[[ DATASET RECORDS, beginning ]]

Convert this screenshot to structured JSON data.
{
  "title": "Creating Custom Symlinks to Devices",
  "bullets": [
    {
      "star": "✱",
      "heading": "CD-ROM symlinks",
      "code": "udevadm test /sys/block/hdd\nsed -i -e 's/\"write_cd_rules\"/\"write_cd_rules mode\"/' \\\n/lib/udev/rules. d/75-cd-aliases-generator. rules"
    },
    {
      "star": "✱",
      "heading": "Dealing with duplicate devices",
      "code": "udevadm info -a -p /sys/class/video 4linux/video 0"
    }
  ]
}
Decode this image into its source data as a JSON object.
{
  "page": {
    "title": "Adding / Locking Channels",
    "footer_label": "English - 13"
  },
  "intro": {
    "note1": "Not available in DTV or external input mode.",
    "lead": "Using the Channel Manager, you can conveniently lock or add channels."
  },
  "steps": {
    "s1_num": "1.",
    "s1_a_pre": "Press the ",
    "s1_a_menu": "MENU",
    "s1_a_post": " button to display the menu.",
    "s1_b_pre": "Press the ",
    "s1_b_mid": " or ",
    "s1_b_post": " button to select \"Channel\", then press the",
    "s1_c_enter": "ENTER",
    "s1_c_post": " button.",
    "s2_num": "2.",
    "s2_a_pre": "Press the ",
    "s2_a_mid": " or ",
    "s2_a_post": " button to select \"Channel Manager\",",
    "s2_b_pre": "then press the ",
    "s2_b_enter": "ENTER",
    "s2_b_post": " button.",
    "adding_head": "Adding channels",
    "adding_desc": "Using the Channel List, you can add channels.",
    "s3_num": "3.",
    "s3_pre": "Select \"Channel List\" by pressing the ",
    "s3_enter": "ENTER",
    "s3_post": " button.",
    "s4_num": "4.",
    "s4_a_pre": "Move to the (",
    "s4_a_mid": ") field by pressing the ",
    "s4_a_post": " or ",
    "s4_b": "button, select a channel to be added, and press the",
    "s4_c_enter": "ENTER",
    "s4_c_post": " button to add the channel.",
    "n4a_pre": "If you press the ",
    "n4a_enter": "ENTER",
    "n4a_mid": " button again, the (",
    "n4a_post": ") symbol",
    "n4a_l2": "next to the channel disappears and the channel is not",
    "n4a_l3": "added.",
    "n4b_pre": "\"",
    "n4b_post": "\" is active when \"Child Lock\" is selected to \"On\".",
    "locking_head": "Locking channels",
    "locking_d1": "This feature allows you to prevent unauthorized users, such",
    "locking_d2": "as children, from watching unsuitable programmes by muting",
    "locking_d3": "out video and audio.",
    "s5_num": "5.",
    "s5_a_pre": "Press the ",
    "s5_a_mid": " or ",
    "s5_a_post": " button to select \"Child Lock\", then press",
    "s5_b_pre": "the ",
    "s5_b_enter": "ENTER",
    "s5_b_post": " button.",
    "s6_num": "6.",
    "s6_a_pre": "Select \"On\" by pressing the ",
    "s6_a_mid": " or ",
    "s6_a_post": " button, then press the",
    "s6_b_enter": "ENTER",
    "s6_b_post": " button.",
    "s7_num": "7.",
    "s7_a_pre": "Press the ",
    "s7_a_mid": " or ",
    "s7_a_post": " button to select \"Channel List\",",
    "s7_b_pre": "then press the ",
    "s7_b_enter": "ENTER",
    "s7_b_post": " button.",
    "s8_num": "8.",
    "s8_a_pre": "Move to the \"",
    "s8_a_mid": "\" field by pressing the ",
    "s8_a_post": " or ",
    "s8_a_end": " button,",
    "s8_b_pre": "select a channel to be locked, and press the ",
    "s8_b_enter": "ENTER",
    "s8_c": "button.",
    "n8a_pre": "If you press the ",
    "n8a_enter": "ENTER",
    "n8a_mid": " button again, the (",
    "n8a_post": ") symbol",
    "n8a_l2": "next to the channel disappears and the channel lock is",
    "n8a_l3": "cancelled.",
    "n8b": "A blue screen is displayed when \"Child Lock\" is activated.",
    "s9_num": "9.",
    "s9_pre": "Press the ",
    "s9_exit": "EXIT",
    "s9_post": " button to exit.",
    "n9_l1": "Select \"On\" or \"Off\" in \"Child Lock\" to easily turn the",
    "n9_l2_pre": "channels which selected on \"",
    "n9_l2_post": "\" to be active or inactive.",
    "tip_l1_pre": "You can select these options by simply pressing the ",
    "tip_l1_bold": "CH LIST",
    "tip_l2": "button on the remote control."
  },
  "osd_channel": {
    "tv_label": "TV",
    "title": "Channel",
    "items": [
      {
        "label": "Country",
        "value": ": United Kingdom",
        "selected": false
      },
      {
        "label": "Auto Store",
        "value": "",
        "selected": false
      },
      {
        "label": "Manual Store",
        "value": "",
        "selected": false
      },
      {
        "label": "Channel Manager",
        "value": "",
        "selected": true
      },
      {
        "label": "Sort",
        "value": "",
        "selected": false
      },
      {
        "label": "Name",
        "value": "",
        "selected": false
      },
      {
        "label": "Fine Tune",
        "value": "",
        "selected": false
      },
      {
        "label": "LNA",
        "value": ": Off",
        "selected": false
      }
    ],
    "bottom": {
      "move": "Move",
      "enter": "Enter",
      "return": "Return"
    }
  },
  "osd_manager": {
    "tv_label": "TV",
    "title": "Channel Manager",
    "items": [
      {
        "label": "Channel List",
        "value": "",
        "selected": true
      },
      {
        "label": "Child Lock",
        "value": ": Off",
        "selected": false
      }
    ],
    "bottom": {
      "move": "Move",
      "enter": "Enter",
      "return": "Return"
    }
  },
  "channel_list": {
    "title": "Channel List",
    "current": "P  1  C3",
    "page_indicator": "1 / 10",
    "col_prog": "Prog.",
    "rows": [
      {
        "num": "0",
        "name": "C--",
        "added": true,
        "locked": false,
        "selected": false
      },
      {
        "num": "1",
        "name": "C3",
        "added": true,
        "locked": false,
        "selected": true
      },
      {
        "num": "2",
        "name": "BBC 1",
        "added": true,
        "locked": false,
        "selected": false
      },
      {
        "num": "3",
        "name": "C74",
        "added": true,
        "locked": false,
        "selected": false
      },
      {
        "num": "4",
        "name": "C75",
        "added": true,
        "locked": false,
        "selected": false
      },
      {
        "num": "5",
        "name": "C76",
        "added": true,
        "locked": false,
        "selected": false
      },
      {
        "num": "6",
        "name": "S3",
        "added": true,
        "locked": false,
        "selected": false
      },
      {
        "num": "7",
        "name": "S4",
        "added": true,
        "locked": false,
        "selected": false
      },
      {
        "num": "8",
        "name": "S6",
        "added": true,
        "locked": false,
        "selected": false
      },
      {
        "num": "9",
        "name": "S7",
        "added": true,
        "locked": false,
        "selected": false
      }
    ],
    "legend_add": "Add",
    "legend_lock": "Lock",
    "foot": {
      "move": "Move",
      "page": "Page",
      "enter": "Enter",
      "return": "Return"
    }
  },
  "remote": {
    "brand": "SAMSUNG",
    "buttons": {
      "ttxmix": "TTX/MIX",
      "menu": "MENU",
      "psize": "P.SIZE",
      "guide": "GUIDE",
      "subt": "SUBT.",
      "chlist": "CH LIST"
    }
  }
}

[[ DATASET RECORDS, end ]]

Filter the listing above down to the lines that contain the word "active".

OUTPUT FOR THIS EXERCISE:
    "n4b_post": "\" is active when \"Child Lock\" is selected to \"On\".",
    "n9_l2_post": "\" to be active or inactive.",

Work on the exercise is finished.